more than 25 million victims a year in the US alone, telemarketing
fraud is an illegal scheme conducted over the phone, usually with
the intent to get the victim to send money orders or cash, both
of which are difficult to trace back to a recipient.
The general rule of thumb to protect oneself from telemarketing
If it sounds too good to be true, it probably is.
This is because
some of the most common telemarketing fraud schemes are those
in which the perpetrators tell their target that they have won
something. Typically it's a lottery or a trip of some kind, followed
by a request for a down payment, money for shipping costs, or
a tax payment so that the prize can be delivered. Of couse, once you send in a payment you are likely never to hear from them again.
Other telemarketing fraud schemes will take the guise of legitimate
charities that are looking for handouts from generous members
of the public.
In all cases, it's usually best to ask for a call back number
or to have more information mailed, and then research the information
to determine whether the call was fraudulent or
not. However, don't wait around to ask for more information if the call even hints at a scam. Simply HANG UP.
How not to get stung by telemarketing fraud
Telemarketing con-artists are very good at what they do, and employ
all kinds of techniques to get people to give up their money.
Staying on the line gives the person on the other end a chance

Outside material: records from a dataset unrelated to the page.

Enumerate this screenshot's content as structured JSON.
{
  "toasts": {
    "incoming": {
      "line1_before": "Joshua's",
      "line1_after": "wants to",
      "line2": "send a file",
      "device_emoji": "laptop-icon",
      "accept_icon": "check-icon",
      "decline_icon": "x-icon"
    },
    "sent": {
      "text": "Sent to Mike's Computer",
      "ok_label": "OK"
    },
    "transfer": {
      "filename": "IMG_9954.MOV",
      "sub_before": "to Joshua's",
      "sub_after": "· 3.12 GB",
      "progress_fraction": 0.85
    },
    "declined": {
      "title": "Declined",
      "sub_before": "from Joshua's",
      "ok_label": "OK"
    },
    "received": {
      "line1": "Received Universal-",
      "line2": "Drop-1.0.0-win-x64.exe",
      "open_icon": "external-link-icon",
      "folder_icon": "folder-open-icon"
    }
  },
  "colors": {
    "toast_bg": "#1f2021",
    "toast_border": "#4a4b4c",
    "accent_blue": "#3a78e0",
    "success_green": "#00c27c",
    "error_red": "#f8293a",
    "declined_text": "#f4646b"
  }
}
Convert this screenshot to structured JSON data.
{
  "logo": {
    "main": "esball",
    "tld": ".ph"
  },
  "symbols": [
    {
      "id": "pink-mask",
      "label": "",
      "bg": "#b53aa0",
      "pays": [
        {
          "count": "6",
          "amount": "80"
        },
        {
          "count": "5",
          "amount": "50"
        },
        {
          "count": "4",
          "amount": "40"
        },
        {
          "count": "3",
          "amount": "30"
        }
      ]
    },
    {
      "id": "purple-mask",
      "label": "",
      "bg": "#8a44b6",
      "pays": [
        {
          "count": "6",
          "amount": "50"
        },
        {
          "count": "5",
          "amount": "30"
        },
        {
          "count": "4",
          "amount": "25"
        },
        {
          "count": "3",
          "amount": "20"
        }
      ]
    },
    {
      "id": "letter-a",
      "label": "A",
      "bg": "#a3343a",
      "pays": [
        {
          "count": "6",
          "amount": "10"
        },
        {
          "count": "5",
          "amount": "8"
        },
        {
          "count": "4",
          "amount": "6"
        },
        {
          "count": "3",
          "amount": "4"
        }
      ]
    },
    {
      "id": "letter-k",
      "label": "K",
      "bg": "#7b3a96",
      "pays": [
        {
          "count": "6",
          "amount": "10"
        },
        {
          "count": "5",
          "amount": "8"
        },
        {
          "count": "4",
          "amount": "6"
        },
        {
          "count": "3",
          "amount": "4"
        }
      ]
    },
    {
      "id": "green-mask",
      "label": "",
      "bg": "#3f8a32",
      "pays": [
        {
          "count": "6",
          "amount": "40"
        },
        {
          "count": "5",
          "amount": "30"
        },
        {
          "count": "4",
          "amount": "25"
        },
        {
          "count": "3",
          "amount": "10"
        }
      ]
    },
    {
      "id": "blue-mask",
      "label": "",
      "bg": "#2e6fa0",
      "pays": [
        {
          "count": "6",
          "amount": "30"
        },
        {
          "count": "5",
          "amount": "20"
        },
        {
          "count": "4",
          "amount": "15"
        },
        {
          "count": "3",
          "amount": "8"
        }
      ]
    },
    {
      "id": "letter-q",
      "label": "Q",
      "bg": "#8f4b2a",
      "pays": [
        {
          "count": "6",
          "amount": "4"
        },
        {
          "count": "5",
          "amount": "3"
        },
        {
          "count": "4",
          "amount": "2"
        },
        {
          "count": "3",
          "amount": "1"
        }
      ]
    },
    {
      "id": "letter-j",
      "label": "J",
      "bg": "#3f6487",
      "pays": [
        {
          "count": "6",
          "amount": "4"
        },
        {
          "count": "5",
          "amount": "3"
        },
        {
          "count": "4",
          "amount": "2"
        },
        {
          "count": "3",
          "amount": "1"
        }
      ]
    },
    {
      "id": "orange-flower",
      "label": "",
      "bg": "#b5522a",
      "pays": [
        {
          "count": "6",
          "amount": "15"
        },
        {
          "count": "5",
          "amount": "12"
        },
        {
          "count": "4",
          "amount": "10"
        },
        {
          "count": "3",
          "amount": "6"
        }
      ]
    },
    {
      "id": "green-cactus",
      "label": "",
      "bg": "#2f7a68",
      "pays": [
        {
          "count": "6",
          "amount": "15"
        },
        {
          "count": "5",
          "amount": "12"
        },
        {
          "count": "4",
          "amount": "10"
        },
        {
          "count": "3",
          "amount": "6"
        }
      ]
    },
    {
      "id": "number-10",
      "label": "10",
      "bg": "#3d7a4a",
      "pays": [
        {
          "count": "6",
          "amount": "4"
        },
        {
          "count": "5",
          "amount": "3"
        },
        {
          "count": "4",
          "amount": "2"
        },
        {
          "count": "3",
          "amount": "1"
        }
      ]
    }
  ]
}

to try new angles and pitches to get your money.
People who are the unfortunate victims of telemarketing fraud
should absolutely not let the crime go unreported. A loss of a small sum might not seem like much, but if it works a hundred
times it's a large amount of money, and a crime that needs to be
Something that telemarketing fraud victims should keep in
mind is that their names and contact information may be added
to telemarketing fraud databases that are traded between criminals
as potentially easy targets.
Therefore, people in the US who have fallen
victim once should be extra careful not to get defrauded again. Register with a Do
Not Call List sponsored at either the state or federal level, and if you get another suspicous call, simply say - just before you hang up - that you are on a Do Not Call list and will report the caller to the proper authorities.
Common Fraud Schemes - FBI consumer guide with tips and advice
on avoiding telemarketing fraud including credit card, prize promotion
and charity schemes, with contact information, phone numbers and
Internet resources to report a suspected scheme.